Never Enough Time: A Quick Talk with Nate Borofsky
In a professional career which has spanned only three years, Groton's
own Nate Borofsky has become one of the local scene's brightest stars.
Having gently conquered the hometown crowd, Borofsky has chosen to change
his trajectory and to try his capable stuff in the wilds of New York.
SoundCheck was able to catch Nate before he headed off to grayer pastures,
and this is what he had to say....
[Matthew] How have your musical tastes changed?
[Nate] In high school, I was into metal. I still listen to it
occasionally, but I soon realized that it was a difficult kind of music to
make, as silly as that might sound. It is technically very difficult and it
is also hard to get a band together. Solo acoustic guitar is a simple and
viable music form. Solo metal guitar is at least less so.
[Matthew] Who were some of your early influences that changed your mind and
[Nate] When I got out of high school and discovered both my father's
acoustic guitar and my parents' record collection, I started to listen to
singer/songwriters, especially Bob Dylan. I got caught up for a time in the
60's revival and wanted to be like Jim Morrisson for a time because I liked
how he used the power of the mob, but I got over that.
[Matthew] So who do you want to be now?
[Nate] I want to be like Ani Difranco meets Martin Sexton, because they are
just so talented.
[Matthew] Who are some of your other influences and musical heroes?
[Nate] I love Dylan, The Indigo Girls and Paul Simon because they write
beautiful and poignant things that I feel close to as a musician. I listen
to them and think 'Hey! I could actually do that...or at least something like
it.' I also listen to a lot of local songwriters, like Ellis Paul, Jim
Infantino and Richard Shindell. I'm really into good lyrics and listening to
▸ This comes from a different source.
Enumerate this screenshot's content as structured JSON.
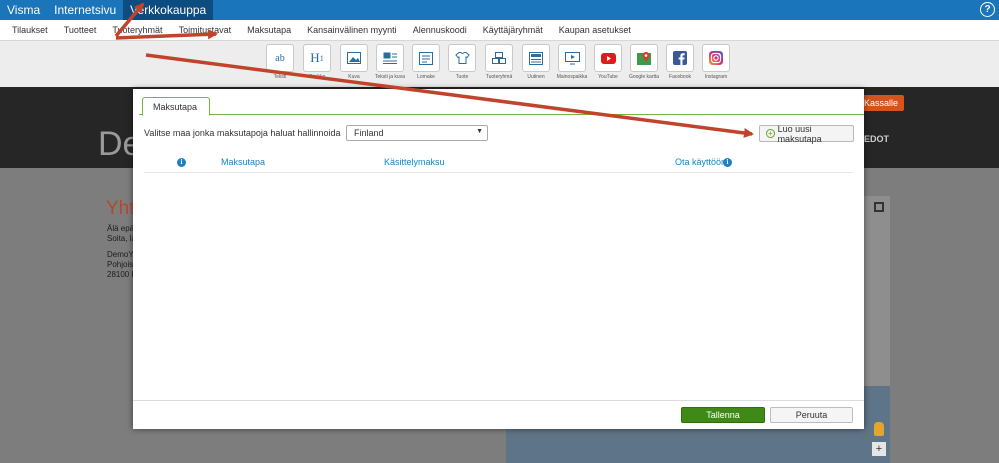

them has really helped my lyric writing.
[Matthew] Your songs make lots of references to travel and to historic events
you did no tlive through. Where do they come from?
[Nate] Road trips have always inspired me. Getting out past the limits of my
imagination has always inspired me. I am also in a long-distance
relationship, so I spend a lot of time in a car or on the bus. As far as the
historical stuff, I love history. I had never really known a good way to
write about it until it just started to come to me and I let it come. That
was a big step for me, to just let the songs happen and not question the
[Matthew] How has the Boston scene treated you?
[Nate] Very well. The Cambridge acoustic scene has been great. I've met
people here who taught me a lot about making music and performing, and who
are just great people.
[Matthew] But now you are off to New York. What do you expect there?
[Nate] I have no idea. My impression is that, in Boston, you have a built-in
audience and people will come and see you, whereas in New York, there are so
many places to play, it's near impossible to get anyone to come out, which
always seemed silly because there are eight million people there. I'm
optimistic about it, but I already have Boston gigs booked for next year so
I'll be back!